Recorded: 31 May 2003
I think there are always dangers. There are some that I am particularly concerned about right now. And they have to do with the fact that any field after a while when it becomes exceedingly successful, despite all this great excitement, despite the correctness of the excitement, also becomes in a little way orthodox. That people decide that this is the only way to do the science, or this is the only other way to generate data in a particular way to answer a biological question. So my concern is that the tremendous early success might become hardened. And people will believe that these are the only ways of doing things. And if that happens in either human genetics or genomics, it will not be a very interesting field. And I think that’s a great danger to the field.
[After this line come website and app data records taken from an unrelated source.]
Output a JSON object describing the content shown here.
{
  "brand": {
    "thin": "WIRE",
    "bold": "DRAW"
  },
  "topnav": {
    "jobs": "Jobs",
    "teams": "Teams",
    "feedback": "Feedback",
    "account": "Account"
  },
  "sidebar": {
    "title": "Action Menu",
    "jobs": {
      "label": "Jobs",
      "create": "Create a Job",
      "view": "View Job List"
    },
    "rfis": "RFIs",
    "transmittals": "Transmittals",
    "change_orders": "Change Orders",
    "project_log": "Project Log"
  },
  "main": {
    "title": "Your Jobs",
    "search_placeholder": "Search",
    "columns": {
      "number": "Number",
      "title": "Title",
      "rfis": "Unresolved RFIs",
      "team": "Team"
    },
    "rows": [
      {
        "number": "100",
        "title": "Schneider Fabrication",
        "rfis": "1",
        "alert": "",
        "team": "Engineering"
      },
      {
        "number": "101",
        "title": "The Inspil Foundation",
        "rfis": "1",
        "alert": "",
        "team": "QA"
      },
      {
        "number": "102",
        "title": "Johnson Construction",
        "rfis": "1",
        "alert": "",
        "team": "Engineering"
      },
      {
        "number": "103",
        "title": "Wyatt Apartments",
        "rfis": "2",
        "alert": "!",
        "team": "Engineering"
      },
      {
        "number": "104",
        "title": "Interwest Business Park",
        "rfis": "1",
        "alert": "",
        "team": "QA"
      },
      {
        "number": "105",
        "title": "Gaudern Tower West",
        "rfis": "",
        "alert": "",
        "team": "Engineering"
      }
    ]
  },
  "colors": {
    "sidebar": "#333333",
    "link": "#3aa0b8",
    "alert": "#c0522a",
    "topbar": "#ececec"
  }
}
The other is that the largeness of genome projects, still in the minds of most biologists, I think correctly, is that the genome projects are very large investment of money and space and resource, people mostly, to try and solve some particular question. I feel it is more important to think that there are technologies that we can think of that allows and should allow, and will allow individual scientists to, for example, scan entire genomes for the structure or function. So the model is that if one thinks of microarrays, for example, as a way where we can look at entire cells worth of gene activity, then I think the genome projects are going to become more and more successful. It might even be limitless because we are so much at the beginning of trying to understand what the structure and function of even a few cells are. If it becomes or goes the way of becoming very large entrenched projects, I wouldn’t be very interested, and I presume that many biologists would not be very interested. At this point in time, I think it might be necessary because we are so ignorant we need quite a bit of biological information to decide and design our next experiments. So then the biggest danger is this orthodoxy, and hopefully if the field remains in attitude young and we can throw off our failures or say this is not the way we should do things, but we can do more and more biology using fewer and fewer resources, than it becomes ultimately the realm of a single investigator or a few small groups of investigators. This will be a vibrant field for a very, very long time.
Aravinda Chakravarti received his Ph.D. in Human Genetics from the Graduate School of Biomedical Sciences at the University of Texas Health Science Center, Houston (1979). After a postdoctoral year at the University of Washington in Seattle, he joined the faculty at the University of Pittsburgh in the Department of Biostatistics and later the Department of Human Genetics as a professor.
In 1994 he moved to Case Western Reserve as Professor of Genetics and Medicine to apply genomic and computer-based methods to study common diseases that arise from a combination of genetic and non-genetic factors.
Dr Chakravarti is one of the Editors-in-Chief of Genome Research, and serves on the Advisory and Editorial Boards of numerous national and international journals and societies. He is a past member of the NIH National Advisory Council of the National Human Genome Research Institute and has chaired the NIH Subcommittee in the 3rd 5-year Genome Project Plan, and continues to serve on several NIH panels.
In 2000 he became Professor of Medicine at The Johns Hopkins School of Medicine and was named director of their new McKusick-Nathans Institute of Genetic Medicine, where he is currently the Henry J. Knott Professor and Director.